4. How long does it take to improve my credit score?
Improving your credit score takes time and patience. Depending on the severity of your credit issues, it could take several months or even years to see a significant improvement in your score.
5. Should I pay off my credit card balances in full each month?
Yes. Paying off your credit card balances in full each month can help keep your credit utilization ratio low and demonstrate responsible credit behavior.
6. Can I raise my credit score quickly?
No. Raising your credit score takes time and effort. There is no quick fix or magic formula for boosting your score overnight.
7. What should I do if I find errors on my credit report?
If you find errors on your credit report, you should dispute them with the credit bureaus and the creditor reporting the information. Provide documentation and evidence to support your claim.
8. Can I negotiate with creditors to remove negative information from my credit report?
No. Creditors are not obligated to remove accurate negative information from your credit report. However, you can dispute inaccurate or incomplete information and have it removed from your report.
9. Will paying off a collection account improve my credit score?
No. Paying off a collection account will not remove it from your credit report or improve your credit score. However, it may show lenders that you are taking responsibility for your debts and making an effort to repay them.
10. Should I use a credit repair company to improve my credit score?
No. Credit repair companies cannot do anything that you cannot do yourself. Additionally, many credit repair companies are scams that may charge you upfront fees and promise results that are unrealistic or illegal.
11. Can I improve my credit score after bankruptcy?

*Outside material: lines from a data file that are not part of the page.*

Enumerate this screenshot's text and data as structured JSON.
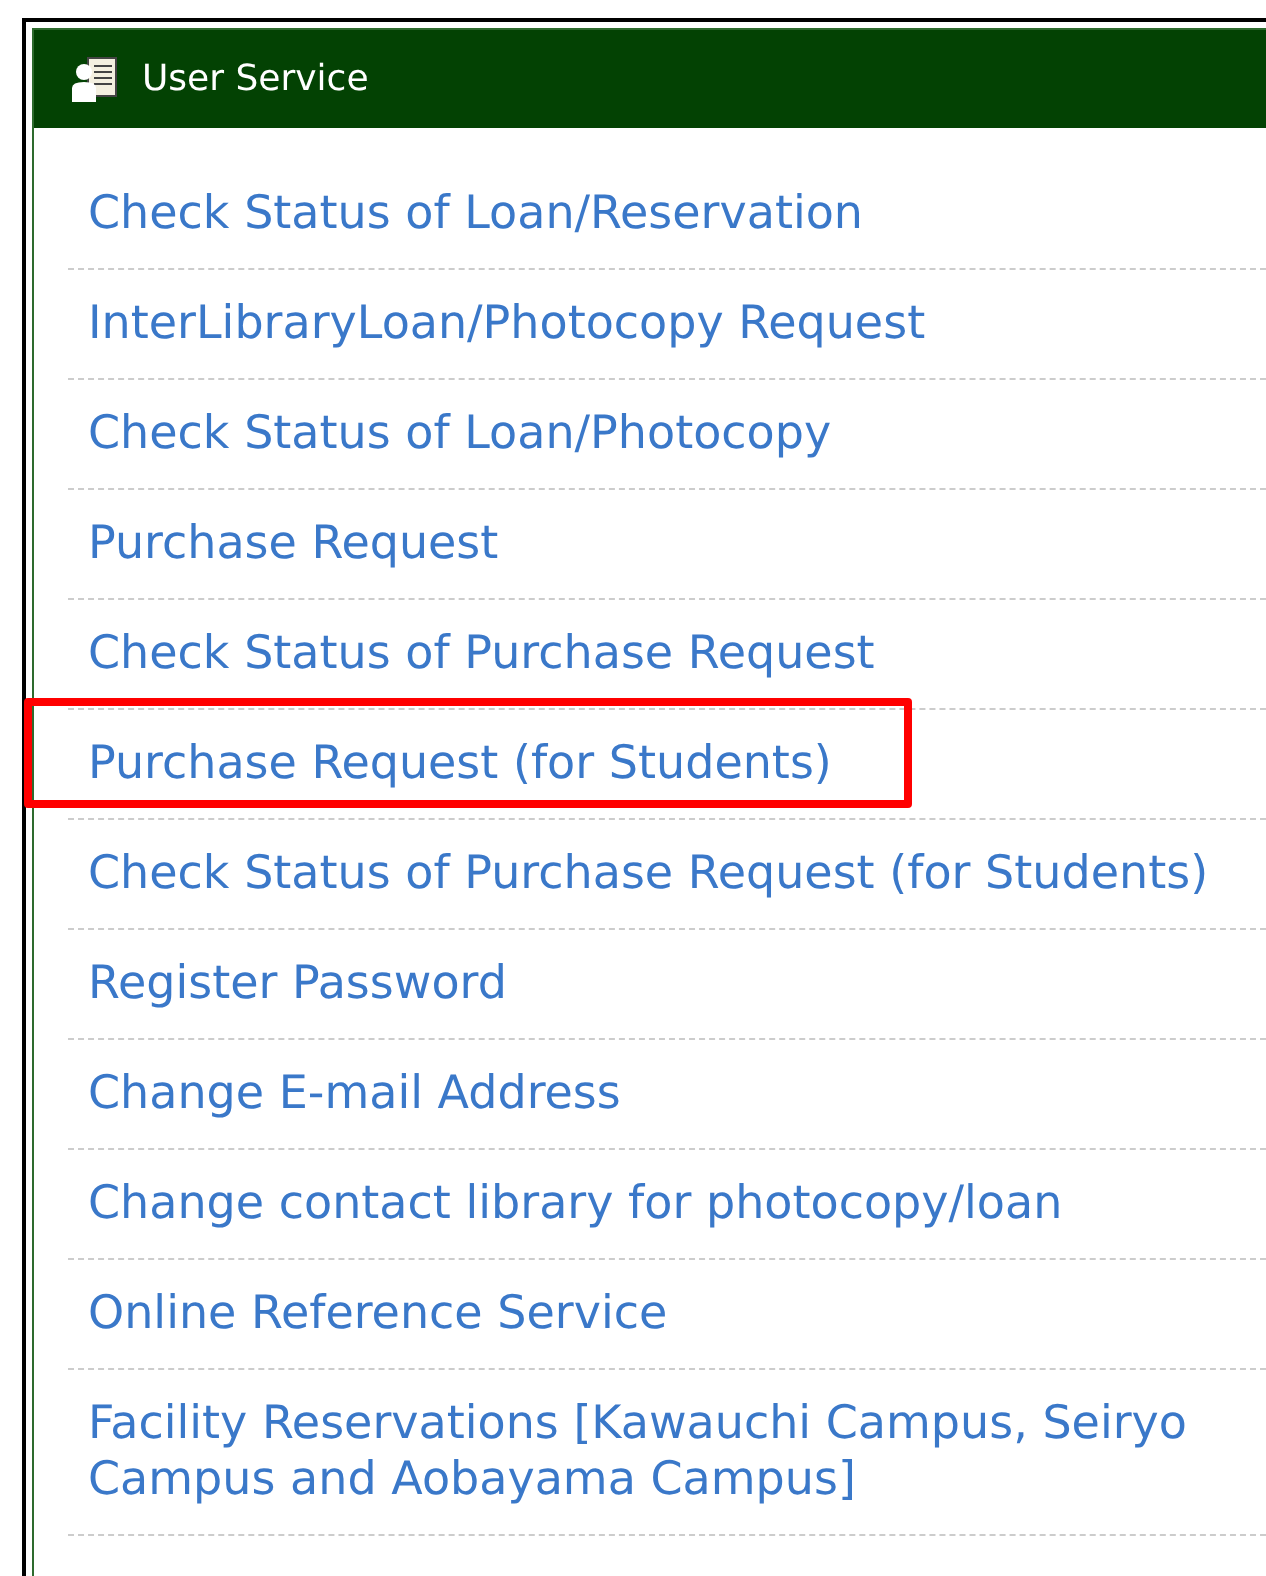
{
  "panel": {
    "title": "User Service"
  },
  "items": [
    {
      "label": "Check Status of Loan/Reservation",
      "highlighted": false
    },
    {
      "label": "InterLibraryLoan/Photocopy Request",
      "highlighted": false
    },
    {
      "label": "Check Status of Loan/Photocopy",
      "highlighted": false
    },
    {
      "label": "Purchase Request",
      "highlighted": false
    },
    {
      "label": "Check Status of Purchase Request",
      "highlighted": false
    },
    {
      "label": "Purchase Request (for Students)",
      "highlighted": true
    },
    {
      "label": "Check Status of Purchase Request (for Students)",
      "highlighted": false
    },
    {
      "label": "Register Password",
      "highlighted": false
    },
    {
      "label": "Change E-mail Address",
      "highlighted": false
    },
    {
      "label": "Change contact library for photocopy/loan",
      "highlighted": false
    },
    {
      "label": "Online Reference Service",
      "highlighted": false
    },
    {
      "label": "Facility Reservations [Kawauchi Campus, Seiryo Campus and Aobayama Campus]",
      "highlighted": false
    }
  ]
}
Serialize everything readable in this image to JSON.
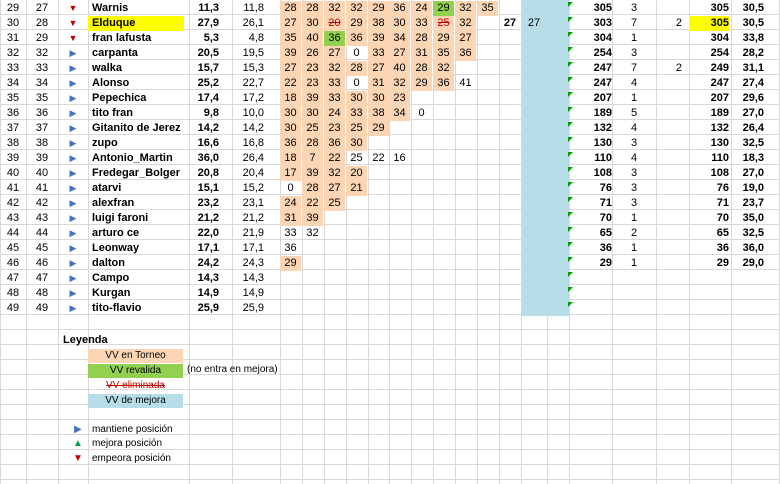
{
  "colors": {
    "tournament": "#fcd5b4",
    "revalidated": "#92d050",
    "eliminated": "#c00000",
    "improvement": "#b7dde8",
    "highlight": "#ffff00",
    "maintain": "#4472c4",
    "up": "#00a050",
    "down": "#c00000"
  },
  "rows": [
    {
      "rn": "29",
      "pos": "27",
      "ind": "down",
      "name": "Warnis",
      "v1": "11,3",
      "v2": "11,8",
      "scores": [
        {
          "v": "28",
          "t": "t"
        },
        {
          "v": "28",
          "t": "t"
        },
        {
          "v": "32",
          "t": "t"
        },
        {
          "v": "32",
          "t": "t"
        },
        {
          "v": "29",
          "t": "t"
        },
        {
          "v": "36",
          "t": "t"
        },
        {
          "v": "24",
          "t": "t"
        },
        {
          "v": "29",
          "t": "g"
        },
        {
          "v": "32",
          "t": "t"
        },
        {
          "v": "35",
          "t": "t"
        }
      ],
      "b1": "",
      "b2": "",
      "g1": "305",
      "g2": "3",
      "g3": "",
      "g4": "305",
      "g5": "30,5",
      "hl": false
    },
    {
      "rn": "30",
      "pos": "28",
      "ind": "down",
      "name": "Elduque",
      "v1": "27,9",
      "v2": "26,1",
      "scores": [
        {
          "v": "27",
          "t": "t"
        },
        {
          "v": "30",
          "t": "t"
        },
        {
          "v": "20",
          "t": "x"
        },
        {
          "v": "29",
          "t": "t"
        },
        {
          "v": "38",
          "t": "t"
        },
        {
          "v": "30",
          "t": "t"
        },
        {
          "v": "33",
          "t": "t"
        },
        {
          "v": "25",
          "t": "x"
        },
        {
          "v": "32",
          "t": "t"
        },
        {
          "v": "",
          "t": ""
        }
      ],
      "b1": "27",
      "b2": "27",
      "g1": "303",
      "g2": "7",
      "g3": "2",
      "g4": "305",
      "g5": "30,5",
      "hl": true
    },
    {
      "rn": "31",
      "pos": "29",
      "ind": "down",
      "name": "fran lafusta",
      "v1": "5,3",
      "v2": "4,8",
      "scores": [
        {
          "v": "35",
          "t": "t"
        },
        {
          "v": "40",
          "t": "t"
        },
        {
          "v": "36",
          "t": "g"
        },
        {
          "v": "36",
          "t": "t"
        },
        {
          "v": "39",
          "t": "t"
        },
        {
          "v": "34",
          "t": "t"
        },
        {
          "v": "28",
          "t": "t"
        },
        {
          "v": "29",
          "t": "t"
        },
        {
          "v": "27",
          "t": "t"
        },
        {
          "v": "",
          "t": ""
        }
      ],
      "b1": "",
      "b2": "",
      "g1": "304",
      "g2": "1",
      "g3": "",
      "g4": "304",
      "g5": "33,8",
      "hl": false
    },
    {
      "rn": "32",
      "pos": "32",
      "ind": "keep",
      "name": "carpanta",
      "v1": "20,5",
      "v2": "19,5",
      "scores": [
        {
          "v": "39",
          "t": "t"
        },
        {
          "v": "26",
          "t": "t"
        },
        {
          "v": "27",
          "t": "t"
        },
        {
          "v": "0",
          "t": ""
        },
        {
          "v": "33",
          "t": "t"
        },
        {
          "v": "27",
          "t": "t"
        },
        {
          "v": "31",
          "t": "t"
        },
        {
          "v": "35",
          "t": "t"
        },
        {
          "v": "36",
          "t": "t"
        },
        {
          "v": "",
          "t": ""
        }
      ],
      "b1": "",
      "b2": "",
      "g1": "254",
      "g2": "3",
      "g3": "",
      "g4": "254",
      "g5": "28,2",
      "hl": false
    },
    {
      "rn": "33",
      "pos": "33",
      "ind": "keep",
      "name": "walka",
      "v1": "15,7",
      "v2": "15,3",
      "scores": [
        {
          "v": "27",
          "t": "t"
        },
        {
          "v": "23",
          "t": "t"
        },
        {
          "v": "32",
          "t": "t"
        },
        {
          "v": "28",
          "t": "t"
        },
        {
          "v": "27",
          "t": "t"
        },
        {
          "v": "40",
          "t": "t"
        },
        {
          "v": "28",
          "t": "t"
        },
        {
          "v": "32",
          "t": "t"
        },
        {
          "v": "",
          "t": ""
        },
        {
          "v": "",
          "t": ""
        }
      ],
      "b1": "",
      "b2": "",
      "g1": "247",
      "g2": "7",
      "g3": "2",
      "g4": "249",
      "g5": "31,1",
      "hl": false
    },
    {
      "rn": "34",
      "pos": "34",
      "ind": "keep",
      "name": "Alonso",
      "v1": "25,2",
      "v2": "22,7",
      "scores": [
        {
          "v": "22",
          "t": "t"
        },
        {
          "v": "23",
          "t": "t"
        },
        {
          "v": "33",
          "t": "t"
        },
        {
          "v": "0",
          "t": ""
        },
        {
          "v": "31",
          "t": "t"
        },
        {
          "v": "32",
          "t": "t"
        },
        {
          "v": "29",
          "t": "t"
        },
        {
          "v": "36",
          "t": "t"
        },
        {
          "v": "41",
          "t": ""
        },
        {
          "v": "",
          "t": ""
        }
      ],
      "b1": "",
      "b2": "",
      "g1": "247",
      "g2": "4",
      "g3": "",
      "g4": "247",
      "g5": "27,4",
      "hl": false
    },
    {
      "rn": "35",
      "pos": "35",
      "ind": "keep",
      "name": "Pepechica",
      "v1": "17,4",
      "v2": "17,2",
      "scores": [
        {
          "v": "18",
          "t": "t"
        },
        {
          "v": "39",
          "t": "t"
        },
        {
          "v": "33",
          "t": "t"
        },
        {
          "v": "30",
          "t": "t"
        },
        {
          "v": "30",
          "t": "t"
        },
        {
          "v": "23",
          "t": "t"
        },
        {
          "v": "",
          "t": ""
        },
        {
          "v": "",
          "t": ""
        },
        {
          "v": "",
          "t": ""
        },
        {
          "v": "",
          "t": ""
        }
      ],
      "b1": "",
      "b2": "",
      "g1": "207",
      "g2": "1",
      "g3": "",
      "g4": "207",
      "g5": "29,6",
      "hl": false
    },
    {
      "rn": "36",
      "pos": "36",
      "ind": "keep",
      "name": "tito fran",
      "v1": "9,8",
      "v2": "10,0",
      "scores": [
        {
          "v": "30",
          "t": "t"
        },
        {
          "v": "30",
          "t": "t"
        },
        {
          "v": "24",
          "t": "t"
        },
        {
          "v": "33",
          "t": "t"
        },
        {
          "v": "38",
          "t": "t"
        },
        {
          "v": "34",
          "t": "t"
        },
        {
          "v": "0",
          "t": ""
        },
        {
          "v": "",
          "t": ""
        },
        {
          "v": "",
          "t": ""
        },
        {
          "v": "",
          "t": ""
        }
      ],
      "b1": "",
      "b2": "",
      "g1": "189",
      "g2": "5",
      "g3": "",
      "g4": "189",
      "g5": "27,0",
      "hl": false
    },
    {
      "rn": "37",
      "pos": "37",
      "ind": "keep",
      "name": "Gitanito de Jerez",
      "v1": "14,2",
      "v2": "14,2",
      "scores": [
        {
          "v": "30",
          "t": "t"
        },
        {
          "v": "25",
          "t": "t"
        },
        {
          "v": "23",
          "t": "t"
        },
        {
          "v": "25",
          "t": "t"
        },
        {
          "v": "29",
          "t": "t"
        },
        {
          "v": "",
          "t": ""
        },
        {
          "v": "",
          "t": ""
        },
        {
          "v": "",
          "t": ""
        },
        {
          "v": "",
          "t": ""
        },
        {
          "v": "",
          "t": ""
        }
      ],
      "b1": "",
      "b2": "",
      "g1": "132",
      "g2": "4",
      "g3": "",
      "g4": "132",
      "g5": "26,4",
      "hl": false
    },
    {
      "rn": "38",
      "pos": "38",
      "ind": "keep",
      "name": "zupo",
      "v1": "16,6",
      "v2": "16,8",
      "scores": [
        {
          "v": "36",
          "t": "t"
        },
        {
          "v": "28",
          "t": "t"
        },
        {
          "v": "36",
          "t": "t"
        },
        {
          "v": "30",
          "t": "t"
        },
        {
          "v": "",
          "t": ""
        },
        {
          "v": "",
          "t": ""
        },
        {
          "v": "",
          "t": ""
        },
        {
          "v": "",
          "t": ""
        },
        {
          "v": "",
          "t": ""
        },
        {
          "v": "",
          "t": ""
        }
      ],
      "b1": "",
      "b2": "",
      "g1": "130",
      "g2": "3",
      "g3": "",
      "g4": "130",
      "g5": "32,5",
      "hl": false
    },
    {
      "rn": "39",
      "pos": "39",
      "ind": "keep",
      "name": "Antonio_Martin",
      "v1": "36,0",
      "v2": "26,4",
      "scores": [
        {
          "v": "18",
          "t": "t"
        },
        {
          "v": "7",
          "t": "t"
        },
        {
          "v": "22",
          "t": "t"
        },
        {
          "v": "25",
          "t": ""
        },
        {
          "v": "22",
          "t": ""
        },
        {
          "v": "16",
          "t": ""
        },
        {
          "v": "",
          "t": ""
        },
        {
          "v": "",
          "t": ""
        },
        {
          "v": "",
          "t": ""
        },
        {
          "v": "",
          "t": ""
        }
      ],
      "b1": "",
      "b2": "",
      "g1": "110",
      "g2": "4",
      "g3": "",
      "g4": "110",
      "g5": "18,3",
      "hl": false
    },
    {
      "rn": "40",
      "pos": "40",
      "ind": "keep",
      "name": "Fredegar_Bolger",
      "v1": "20,8",
      "v2": "20,4",
      "scores": [
        {
          "v": "17",
          "t": "t"
        },
        {
          "v": "39",
          "t": "t"
        },
        {
          "v": "32",
          "t": "t"
        },
        {
          "v": "20",
          "t": "t"
        },
        {
          "v": "",
          "t": ""
        },
        {
          "v": "",
          "t": ""
        },
        {
          "v": "",
          "t": ""
        },
        {
          "v": "",
          "t": ""
        },
        {
          "v": "",
          "t": ""
        },
        {
          "v": "",
          "t": ""
        }
      ],
      "b1": "",
      "b2": "",
      "g1": "108",
      "g2": "3",
      "g3": "",
      "g4": "108",
      "g5": "27,0",
      "hl": false
    },
    {
      "rn": "41",
      "pos": "41",
      "ind": "keep",
      "name": "atarvi",
      "v1": "15,1",
      "v2": "15,2",
      "scores": [
        {
          "v": "0",
          "t": ""
        },
        {
          "v": "28",
          "t": "t"
        },
        {
          "v": "27",
          "t": "t"
        },
        {
          "v": "21",
          "t": "t"
        },
        {
          "v": "",
          "t": ""
        },
        {
          "v": "",
          "t": ""
        },
        {
          "v": "",
          "t": ""
        },
        {
          "v": "",
          "t": ""
        },
        {
          "v": "",
          "t": ""
        },
        {
          "v": "",
          "t": ""
        }
      ],
      "b1": "",
      "b2": "",
      "g1": "76",
      "g2": "3",
      "g3": "",
      "g4": "76",
      "g5": "19,0",
      "hl": false
    },
    {
      "rn": "42",
      "pos": "42",
      "ind": "keep",
      "name": "alexfran",
      "v1": "23,2",
      "v2": "23,1",
      "scores": [
        {
          "v": "24",
          "t": "t"
        },
        {
          "v": "22",
          "t": "t"
        },
        {
          "v": "25",
          "t": "t"
        },
        {
          "v": "",
          "t": ""
        },
        {
          "v": "",
          "t": ""
        },
        {
          "v": "",
          "t": ""
        },
        {
          "v": "",
          "t": ""
        },
        {
          "v": "",
          "t": ""
        },
        {
          "v": "",
          "t": ""
        },
        {
          "v": "",
          "t": ""
        }
      ],
      "b1": "",
      "b2": "",
      "g1": "71",
      "g2": "3",
      "g3": "",
      "g4": "71",
      "g5": "23,7",
      "hl": false
    },
    {
      "rn": "43",
      "pos": "43",
      "ind": "keep",
      "name": "luigi faroni",
      "v1": "21,2",
      "v2": "21,2",
      "scores": [
        {
          "v": "31",
          "t": "t"
        },
        {
          "v": "39",
          "t": "t"
        },
        {
          "v": "",
          "t": ""
        },
        {
          "v": "",
          "t": ""
        },
        {
          "v": "",
          "t": ""
        },
        {
          "v": "",
          "t": ""
        },
        {
          "v": "",
          "t": ""
        },
        {
          "v": "",
          "t": ""
        },
        {
          "v": "",
          "t": ""
        },
        {
          "v": "",
          "t": ""
        }
      ],
      "b1": "",
      "b2": "",
      "g1": "70",
      "g2": "1",
      "g3": "",
      "g4": "70",
      "g5": "35,0",
      "hl": false
    },
    {
      "rn": "44",
      "pos": "44",
      "ind": "keep",
      "name": "arturo ce",
      "v1": "22,0",
      "v2": "21,9",
      "scores": [
        {
          "v": "33",
          "t": ""
        },
        {
          "v": "32",
          "t": ""
        },
        {
          "v": "",
          "t": ""
        },
        {
          "v": "",
          "t": ""
        },
        {
          "v": "",
          "t": ""
        },
        {
          "v": "",
          "t": ""
        },
        {
          "v": "",
          "t": ""
        },
        {
          "v": "",
          "t": ""
        },
        {
          "v": "",
          "t": ""
        },
        {
          "v": "",
          "t": ""
        }
      ],
      "b1": "",
      "b2": "",
      "g1": "65",
      "g2": "2",
      "g3": "",
      "g4": "65",
      "g5": "32,5",
      "hl": false
    },
    {
      "rn": "45",
      "pos": "45",
      "ind": "keep",
      "name": "Leonway",
      "v1": "17,1",
      "v2": "17,1",
      "scores": [
        {
          "v": "36",
          "t": ""
        },
        {
          "v": "",
          "t": ""
        },
        {
          "v": "",
          "t": ""
        },
        {
          "v": "",
          "t": ""
        },
        {
          "v": "",
          "t": ""
        },
        {
          "v": "",
          "t": ""
        },
        {
          "v": "",
          "t": ""
        },
        {
          "v": "",
          "t": ""
        },
        {
          "v": "",
          "t": ""
        },
        {
          "v": "",
          "t": ""
        }
      ],
      "b1": "",
      "b2": "",
      "g1": "36",
      "g2": "1",
      "g3": "",
      "g4": "36",
      "g5": "36,0",
      "hl": false
    },
    {
      "rn": "46",
      "pos": "46",
      "ind": "keep",
      "name": "dalton",
      "v1": "24,2",
      "v2": "24,3",
      "scores": [
        {
          "v": "29",
          "t": "t"
        },
        {
          "v": "",
          "t": ""
        },
        {
          "v": "",
          "t": ""
        },
        {
          "v": "",
          "t": ""
        },
        {
          "v": "",
          "t": ""
        },
        {
          "v": "",
          "t": ""
        },
        {
          "v": "",
          "t": ""
        },
        {
          "v": "",
          "t": ""
        },
        {
          "v": "",
          "t": ""
        },
        {
          "v": "",
          "t": ""
        }
      ],
      "b1": "",
      "b2": "",
      "g1": "29",
      "g2": "1",
      "g3": "",
      "g4": "29",
      "g5": "29,0",
      "hl": false
    },
    {
      "rn": "47",
      "pos": "47",
      "ind": "keep",
      "name": "Campo",
      "v1": "14,3",
      "v2": "14,3",
      "scores": [],
      "b1": "",
      "b2": "",
      "g1": "",
      "g2": "",
      "g3": "",
      "g4": "",
      "g5": "",
      "hl": false
    },
    {
      "rn": "48",
      "pos": "48",
      "ind": "keep",
      "name": "Kurgan",
      "v1": "14,9",
      "v2": "14,9",
      "scores": [],
      "b1": "",
      "b2": "",
      "g1": "",
      "g2": "",
      "g3": "",
      "g4": "",
      "g5": "",
      "hl": false
    },
    {
      "rn": "49",
      "pos": "49",
      "ind": "keep",
      "name": "tito-flavio",
      "v1": "25,9",
      "v2": "25,9",
      "scores": [],
      "b1": "",
      "b2": "",
      "g1": "",
      "g2": "",
      "g3": "",
      "g4": "",
      "g5": "",
      "hl": false
    }
  ],
  "legend": {
    "title": "Leyenda",
    "tournament": "VV en Torneo",
    "revalidated": "VV revalida",
    "not_in_improvement": "(no entra en mejora)",
    "eliminated": "VV eliminada",
    "improvement": "VV de mejora",
    "maintain": "mantiene posición",
    "up": "mejora posición",
    "down": "empeora posición"
  }
}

Yes. It is possible to improve your credit score after bankruptcy. However, you will need to take the necessary steps to rebuild your credit, such as paying your bills on time, reducing your debt, and building a positive credit history.
12. Is it possible to have a credit history if I haven’t used credit before?
No. If you haven’t used credit before, you won’t have a credit history. However, you can start building a credit history by getting a secured credit card or becoming an authorized user on someone else’s credit card.
13. Can I remove negative information from my credit report?
Yes. Negative information on your credit report can be removed if it is inaccurate, incomplete, or unverifiable. Additionally, negative information may be removed after a certain period, typically seven years.
Now that you know how to raise your credit score, it’s time to take action. Remember to check your credit report regularly, make your payments on time, reduce your debt, and practice responsible credit behavior. It may take time and effort, but raising your credit score is worth it in the end. Good luck!
Thank you for reading our comprehensive guide on how to raise your credit score. We hope you found it informative and helpful. If you have any questions or comments, please feel free to leave them below. Remember, maintaining a good credit score is crucial for your financial health and future. So, don’t hesitate to take the necessary steps to improve your credit score.
The information in this article is for informational purposes only and should not be considered legal or financial advice. We recommend consulting with a professional before making any financial decisions or taking any actions based on the information provided in this article. We do not guarantee the accuracy, completeness, or validity of any information presented in this article, and we are not responsible for any damages or losses resulting from your use of this information.
Recommended Video About : How to Raise Your Credit Score